Paul John Myburgh wrote The Bushmen Winter has Come after spending seven years with the 'People of the Great Sand Face', a group of /Gwikwe Bushmen in the Kalahari Desert. For Paul, they were years of physical and spiritual immersion into a way of life of which only an echo remains in living memory. It is a true story of exodus, the inevitable journey of the last of the First People, as they leave the Great Sand Face and head for the modern world and cultural oblivion.
A 1969 film, Lost in the Desert, features a small boy, stranded in the desert, who encounters a group of wandering San. They help him and then abandon him as a result of a misunderstanding created by the lack of a common language and culture. The film was directed by Jamie Uys, who returned to the San a decade later with The Gods Must Be Crazy, which proved to be an international hit. This comedy portrays a Kalahari San group's first encounter with an artifact from the outside world (a Coca-Cola bottle). By the time this movie was made, the ?Kung had recently been forced into sedentary villages, and the San hired as actors were confused by the instructions to act out inaccurate exaggerations of their almost abandoned hunting and gathering life.
"Eh Hee" by Dave Matthews Band was written as an evocation of the music and culture of the San. In a story told to the Radio City audience (an edited version of which appears on the DVD version of Live at Radio City), Matthews recalls hearing the music of the San and, upon asking his guide what the words to their songs were, being told that "there are no words to these songs, because these songs, we've been singing since before people had words". He goes on to describe the song as his "homage to meeting... the most advanced people on the planet".
In Peter Godwin's biography When A Crocodile Eats the Sun, he mentions his time spent with the San for an assignment. His title comes from the San's belief that a solar eclipse occurs when a crocodile eats the sun.
Laurens van der Post's two novels, A Story Like The Wind (1972) and its sequel, A Far Off Place (1974), made into a 1993 film, are about a white boy encountering a wandering San and his wife, and how the San's life and survival skills save the white teenagers' lives in a journey across the desert.

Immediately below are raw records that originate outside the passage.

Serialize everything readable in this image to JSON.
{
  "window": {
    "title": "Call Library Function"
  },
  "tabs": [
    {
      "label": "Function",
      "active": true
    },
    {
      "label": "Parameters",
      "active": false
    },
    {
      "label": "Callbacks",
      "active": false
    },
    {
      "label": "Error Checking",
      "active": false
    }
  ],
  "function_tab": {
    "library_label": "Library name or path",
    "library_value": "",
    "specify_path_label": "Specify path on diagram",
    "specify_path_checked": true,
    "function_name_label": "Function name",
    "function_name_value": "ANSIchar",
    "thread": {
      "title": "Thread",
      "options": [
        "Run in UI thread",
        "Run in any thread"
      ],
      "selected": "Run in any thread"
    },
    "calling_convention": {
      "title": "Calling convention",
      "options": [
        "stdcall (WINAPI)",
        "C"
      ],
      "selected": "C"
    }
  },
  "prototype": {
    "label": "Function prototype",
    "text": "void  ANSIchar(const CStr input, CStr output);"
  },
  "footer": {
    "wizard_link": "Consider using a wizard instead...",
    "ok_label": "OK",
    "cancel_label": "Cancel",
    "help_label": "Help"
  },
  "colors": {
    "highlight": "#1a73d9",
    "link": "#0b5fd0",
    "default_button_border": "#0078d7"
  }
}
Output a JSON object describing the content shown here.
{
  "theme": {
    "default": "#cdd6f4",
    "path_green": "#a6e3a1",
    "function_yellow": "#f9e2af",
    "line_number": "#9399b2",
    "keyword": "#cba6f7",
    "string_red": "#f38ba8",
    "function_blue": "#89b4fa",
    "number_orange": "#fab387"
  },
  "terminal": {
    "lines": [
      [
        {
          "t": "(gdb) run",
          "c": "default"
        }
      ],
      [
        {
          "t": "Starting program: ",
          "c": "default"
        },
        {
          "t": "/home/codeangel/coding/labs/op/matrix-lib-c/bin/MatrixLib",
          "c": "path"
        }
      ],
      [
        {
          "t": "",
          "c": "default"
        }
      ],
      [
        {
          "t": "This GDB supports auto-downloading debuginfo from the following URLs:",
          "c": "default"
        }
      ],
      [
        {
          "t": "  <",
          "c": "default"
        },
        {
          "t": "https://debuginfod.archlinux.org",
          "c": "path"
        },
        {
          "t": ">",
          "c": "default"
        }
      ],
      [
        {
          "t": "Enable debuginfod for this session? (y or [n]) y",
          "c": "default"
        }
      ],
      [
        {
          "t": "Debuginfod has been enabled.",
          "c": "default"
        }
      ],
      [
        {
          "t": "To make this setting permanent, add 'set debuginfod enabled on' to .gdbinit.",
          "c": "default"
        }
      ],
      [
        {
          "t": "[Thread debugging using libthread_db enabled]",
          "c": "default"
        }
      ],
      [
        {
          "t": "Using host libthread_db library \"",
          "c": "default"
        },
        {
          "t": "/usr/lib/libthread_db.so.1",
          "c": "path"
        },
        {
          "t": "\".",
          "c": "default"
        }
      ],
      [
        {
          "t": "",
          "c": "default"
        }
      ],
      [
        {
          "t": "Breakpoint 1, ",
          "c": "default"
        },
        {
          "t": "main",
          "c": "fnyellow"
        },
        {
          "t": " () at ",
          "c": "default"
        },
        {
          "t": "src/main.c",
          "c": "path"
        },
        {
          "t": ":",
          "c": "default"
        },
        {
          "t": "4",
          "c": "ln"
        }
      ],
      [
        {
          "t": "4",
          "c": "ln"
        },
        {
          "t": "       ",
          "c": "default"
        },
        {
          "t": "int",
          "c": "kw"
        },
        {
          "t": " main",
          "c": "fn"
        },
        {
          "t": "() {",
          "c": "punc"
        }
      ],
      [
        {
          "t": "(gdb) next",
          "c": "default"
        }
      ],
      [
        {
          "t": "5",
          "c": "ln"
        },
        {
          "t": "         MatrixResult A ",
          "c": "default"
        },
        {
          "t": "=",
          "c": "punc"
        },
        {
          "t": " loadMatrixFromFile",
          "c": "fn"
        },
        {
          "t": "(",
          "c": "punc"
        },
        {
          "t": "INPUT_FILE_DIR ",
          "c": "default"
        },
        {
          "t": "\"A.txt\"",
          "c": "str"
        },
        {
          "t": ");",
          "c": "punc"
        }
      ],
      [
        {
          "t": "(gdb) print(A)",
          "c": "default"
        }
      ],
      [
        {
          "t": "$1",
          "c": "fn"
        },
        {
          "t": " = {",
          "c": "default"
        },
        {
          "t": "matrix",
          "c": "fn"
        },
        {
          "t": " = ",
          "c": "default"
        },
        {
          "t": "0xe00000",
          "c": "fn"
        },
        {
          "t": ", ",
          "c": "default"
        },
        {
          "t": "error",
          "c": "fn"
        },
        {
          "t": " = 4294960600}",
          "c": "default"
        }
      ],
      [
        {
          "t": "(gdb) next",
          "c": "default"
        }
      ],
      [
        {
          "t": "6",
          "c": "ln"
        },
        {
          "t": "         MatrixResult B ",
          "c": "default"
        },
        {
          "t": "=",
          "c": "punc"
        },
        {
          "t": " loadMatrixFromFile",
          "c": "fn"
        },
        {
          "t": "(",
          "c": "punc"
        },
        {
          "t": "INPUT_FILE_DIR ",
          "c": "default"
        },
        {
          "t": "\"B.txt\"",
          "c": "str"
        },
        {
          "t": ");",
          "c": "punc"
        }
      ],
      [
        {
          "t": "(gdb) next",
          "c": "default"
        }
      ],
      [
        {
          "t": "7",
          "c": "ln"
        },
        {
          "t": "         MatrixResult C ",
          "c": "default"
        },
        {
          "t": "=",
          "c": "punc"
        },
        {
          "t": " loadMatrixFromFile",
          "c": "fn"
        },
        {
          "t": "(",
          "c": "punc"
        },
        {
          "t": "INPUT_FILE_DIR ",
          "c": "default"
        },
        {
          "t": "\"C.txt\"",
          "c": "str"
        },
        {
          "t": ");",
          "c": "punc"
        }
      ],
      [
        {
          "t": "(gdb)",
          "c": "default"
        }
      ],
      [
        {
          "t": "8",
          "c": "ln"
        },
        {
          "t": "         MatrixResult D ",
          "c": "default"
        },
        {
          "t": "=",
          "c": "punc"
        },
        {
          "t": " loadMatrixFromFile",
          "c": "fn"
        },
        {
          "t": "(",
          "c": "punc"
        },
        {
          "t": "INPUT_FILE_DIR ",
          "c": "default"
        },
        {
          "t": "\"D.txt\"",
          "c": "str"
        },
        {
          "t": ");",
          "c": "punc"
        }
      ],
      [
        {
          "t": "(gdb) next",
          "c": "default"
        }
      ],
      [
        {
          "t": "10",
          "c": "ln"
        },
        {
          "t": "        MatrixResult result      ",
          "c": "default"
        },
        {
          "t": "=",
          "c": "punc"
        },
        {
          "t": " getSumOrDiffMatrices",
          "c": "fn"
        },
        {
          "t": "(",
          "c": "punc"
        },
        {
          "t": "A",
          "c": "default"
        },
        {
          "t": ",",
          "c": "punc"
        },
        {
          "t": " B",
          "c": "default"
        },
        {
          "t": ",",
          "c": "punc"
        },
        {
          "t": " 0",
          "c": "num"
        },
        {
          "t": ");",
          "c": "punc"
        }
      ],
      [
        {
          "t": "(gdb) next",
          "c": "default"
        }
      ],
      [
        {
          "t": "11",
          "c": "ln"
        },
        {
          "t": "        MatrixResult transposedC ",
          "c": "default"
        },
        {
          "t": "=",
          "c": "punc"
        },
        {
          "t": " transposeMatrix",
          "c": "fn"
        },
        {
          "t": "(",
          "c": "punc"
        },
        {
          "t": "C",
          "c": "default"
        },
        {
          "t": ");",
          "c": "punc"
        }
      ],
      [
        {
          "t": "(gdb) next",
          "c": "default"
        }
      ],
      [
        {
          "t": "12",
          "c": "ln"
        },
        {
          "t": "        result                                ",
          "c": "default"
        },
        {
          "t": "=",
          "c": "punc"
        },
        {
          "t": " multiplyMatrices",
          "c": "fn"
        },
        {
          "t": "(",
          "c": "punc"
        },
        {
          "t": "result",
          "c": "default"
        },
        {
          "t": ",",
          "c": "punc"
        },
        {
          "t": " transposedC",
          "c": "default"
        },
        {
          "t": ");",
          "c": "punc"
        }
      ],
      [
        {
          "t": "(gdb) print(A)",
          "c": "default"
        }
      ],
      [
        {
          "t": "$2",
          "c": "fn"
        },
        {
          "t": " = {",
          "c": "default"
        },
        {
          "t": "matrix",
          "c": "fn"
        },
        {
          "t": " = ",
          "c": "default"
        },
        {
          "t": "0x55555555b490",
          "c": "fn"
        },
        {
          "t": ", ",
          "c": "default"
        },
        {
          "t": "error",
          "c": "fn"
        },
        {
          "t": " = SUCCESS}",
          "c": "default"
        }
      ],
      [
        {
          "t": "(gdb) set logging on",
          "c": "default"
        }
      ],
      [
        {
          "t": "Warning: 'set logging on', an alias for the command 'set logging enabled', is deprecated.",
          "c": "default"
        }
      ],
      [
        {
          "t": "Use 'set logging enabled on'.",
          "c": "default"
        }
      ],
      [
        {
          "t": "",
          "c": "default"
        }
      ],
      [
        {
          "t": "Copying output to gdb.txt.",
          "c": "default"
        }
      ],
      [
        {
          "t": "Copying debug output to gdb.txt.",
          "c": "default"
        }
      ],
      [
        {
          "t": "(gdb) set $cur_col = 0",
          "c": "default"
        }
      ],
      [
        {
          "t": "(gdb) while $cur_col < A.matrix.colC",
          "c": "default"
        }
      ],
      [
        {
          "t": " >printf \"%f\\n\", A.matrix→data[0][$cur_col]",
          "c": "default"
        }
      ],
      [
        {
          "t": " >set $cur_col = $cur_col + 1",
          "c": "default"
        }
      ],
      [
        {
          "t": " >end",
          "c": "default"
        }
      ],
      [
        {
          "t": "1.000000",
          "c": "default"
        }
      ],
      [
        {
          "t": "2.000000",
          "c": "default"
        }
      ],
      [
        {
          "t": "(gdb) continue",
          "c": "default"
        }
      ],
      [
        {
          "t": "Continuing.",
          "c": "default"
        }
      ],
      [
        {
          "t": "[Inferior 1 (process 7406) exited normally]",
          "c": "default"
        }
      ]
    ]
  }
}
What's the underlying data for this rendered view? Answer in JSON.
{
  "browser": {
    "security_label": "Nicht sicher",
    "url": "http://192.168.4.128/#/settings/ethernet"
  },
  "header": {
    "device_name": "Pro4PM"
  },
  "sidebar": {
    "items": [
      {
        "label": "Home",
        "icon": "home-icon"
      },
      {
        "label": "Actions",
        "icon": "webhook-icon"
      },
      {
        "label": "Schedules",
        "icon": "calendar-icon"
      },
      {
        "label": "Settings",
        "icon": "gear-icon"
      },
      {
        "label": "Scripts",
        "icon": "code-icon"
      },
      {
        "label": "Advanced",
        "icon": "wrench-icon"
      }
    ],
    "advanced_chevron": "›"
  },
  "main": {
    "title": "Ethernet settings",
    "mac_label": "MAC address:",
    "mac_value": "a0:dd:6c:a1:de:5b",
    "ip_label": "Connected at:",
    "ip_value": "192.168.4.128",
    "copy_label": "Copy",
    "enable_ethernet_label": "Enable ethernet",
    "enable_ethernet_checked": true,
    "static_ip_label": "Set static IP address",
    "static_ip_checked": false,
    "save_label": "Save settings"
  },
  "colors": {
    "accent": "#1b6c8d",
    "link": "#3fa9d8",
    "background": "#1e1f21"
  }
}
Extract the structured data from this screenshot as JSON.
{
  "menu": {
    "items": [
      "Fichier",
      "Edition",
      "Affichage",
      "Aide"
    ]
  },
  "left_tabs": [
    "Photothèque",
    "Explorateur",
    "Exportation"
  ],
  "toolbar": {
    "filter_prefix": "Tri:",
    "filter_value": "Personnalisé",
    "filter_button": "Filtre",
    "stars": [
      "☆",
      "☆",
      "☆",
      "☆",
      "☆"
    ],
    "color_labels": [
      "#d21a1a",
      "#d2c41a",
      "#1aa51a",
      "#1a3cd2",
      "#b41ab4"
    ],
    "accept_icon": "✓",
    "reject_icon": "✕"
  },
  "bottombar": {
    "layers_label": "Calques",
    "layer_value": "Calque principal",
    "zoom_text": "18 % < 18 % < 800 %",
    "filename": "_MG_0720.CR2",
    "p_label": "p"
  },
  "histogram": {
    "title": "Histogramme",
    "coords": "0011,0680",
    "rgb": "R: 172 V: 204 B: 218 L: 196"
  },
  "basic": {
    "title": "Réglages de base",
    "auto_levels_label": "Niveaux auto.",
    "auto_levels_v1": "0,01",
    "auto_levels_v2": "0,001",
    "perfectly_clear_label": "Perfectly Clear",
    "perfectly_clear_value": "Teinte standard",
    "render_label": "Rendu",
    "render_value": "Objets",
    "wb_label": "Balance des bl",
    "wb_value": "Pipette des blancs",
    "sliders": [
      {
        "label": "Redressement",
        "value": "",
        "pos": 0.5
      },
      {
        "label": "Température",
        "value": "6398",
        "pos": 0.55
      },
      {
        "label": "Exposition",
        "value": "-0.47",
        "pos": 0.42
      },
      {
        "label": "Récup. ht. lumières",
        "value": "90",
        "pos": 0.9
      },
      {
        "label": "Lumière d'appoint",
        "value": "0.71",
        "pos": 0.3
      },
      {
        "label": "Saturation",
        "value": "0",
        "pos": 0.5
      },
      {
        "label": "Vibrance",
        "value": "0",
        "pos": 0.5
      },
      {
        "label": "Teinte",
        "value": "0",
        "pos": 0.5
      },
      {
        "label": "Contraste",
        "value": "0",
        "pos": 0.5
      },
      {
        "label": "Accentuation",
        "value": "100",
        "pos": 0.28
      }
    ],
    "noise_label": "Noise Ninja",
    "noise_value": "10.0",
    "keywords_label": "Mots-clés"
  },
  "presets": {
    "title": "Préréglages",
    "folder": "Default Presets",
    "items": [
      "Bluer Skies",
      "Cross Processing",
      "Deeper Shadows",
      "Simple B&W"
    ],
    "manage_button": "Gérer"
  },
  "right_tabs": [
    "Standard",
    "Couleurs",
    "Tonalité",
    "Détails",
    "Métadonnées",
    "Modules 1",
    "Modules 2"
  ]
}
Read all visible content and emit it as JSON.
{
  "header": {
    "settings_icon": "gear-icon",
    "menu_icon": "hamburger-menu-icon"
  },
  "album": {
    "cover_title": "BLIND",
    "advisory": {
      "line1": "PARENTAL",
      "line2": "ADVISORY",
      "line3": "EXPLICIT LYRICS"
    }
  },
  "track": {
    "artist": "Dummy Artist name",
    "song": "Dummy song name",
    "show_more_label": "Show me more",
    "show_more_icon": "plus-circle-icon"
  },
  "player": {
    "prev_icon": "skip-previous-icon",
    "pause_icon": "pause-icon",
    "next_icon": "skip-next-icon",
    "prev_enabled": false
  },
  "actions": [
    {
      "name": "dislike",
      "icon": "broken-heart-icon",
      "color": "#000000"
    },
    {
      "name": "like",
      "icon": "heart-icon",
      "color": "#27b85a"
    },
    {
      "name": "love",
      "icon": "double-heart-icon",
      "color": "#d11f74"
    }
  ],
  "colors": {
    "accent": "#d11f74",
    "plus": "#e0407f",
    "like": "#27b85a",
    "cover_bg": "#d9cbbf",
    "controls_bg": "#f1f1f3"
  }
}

In Wilbur Smith's novel The Burning Shore (an installment in the Courtneys of Africa book series), the San people are portrayed through two major characters, O'wa and H'ani; Smith describes the San's struggles, history, and beliefs in great detail.
Tad Williams's epic Otherland series of novels features a South African San named ?Xabbu, whom Williams confesses to be highly fictionalised, and not necessarily an accurate representation. In the novel, Williams invokes aspects of San mythology and culture.
In 2007, David Gilman published The Devil's Breath. One of the main characters, a small San boy named ?Koga, uses traditional methods to help the character Max Gordon travel across Namibia.
Alexander McCall Smith has written a series of episodic novels set in Gaborone, the capital of Botswana. The protagonist of The No. 1 Ladies' Detective Agency series, a Motswana woman, adopts two San children, sister and brother Motholeli and Puso.
the term 'San' comes from the Hai?om language and has been abbreviated in the following way ... Saa - Picking things up (food) from the ground (i.e. 'gathering'), Saab - A male person gathering, Saas - A female person gathering, Saan - Many people gathering, San - One way to write 'all of the people gathering'
Although the people are also known by the names Bushmen and Basarwa, the term San was chosen as an inclusive group name for this report, since WIMSA representatives have decided to use it until such time as one representative name for all groups will be accepted by all.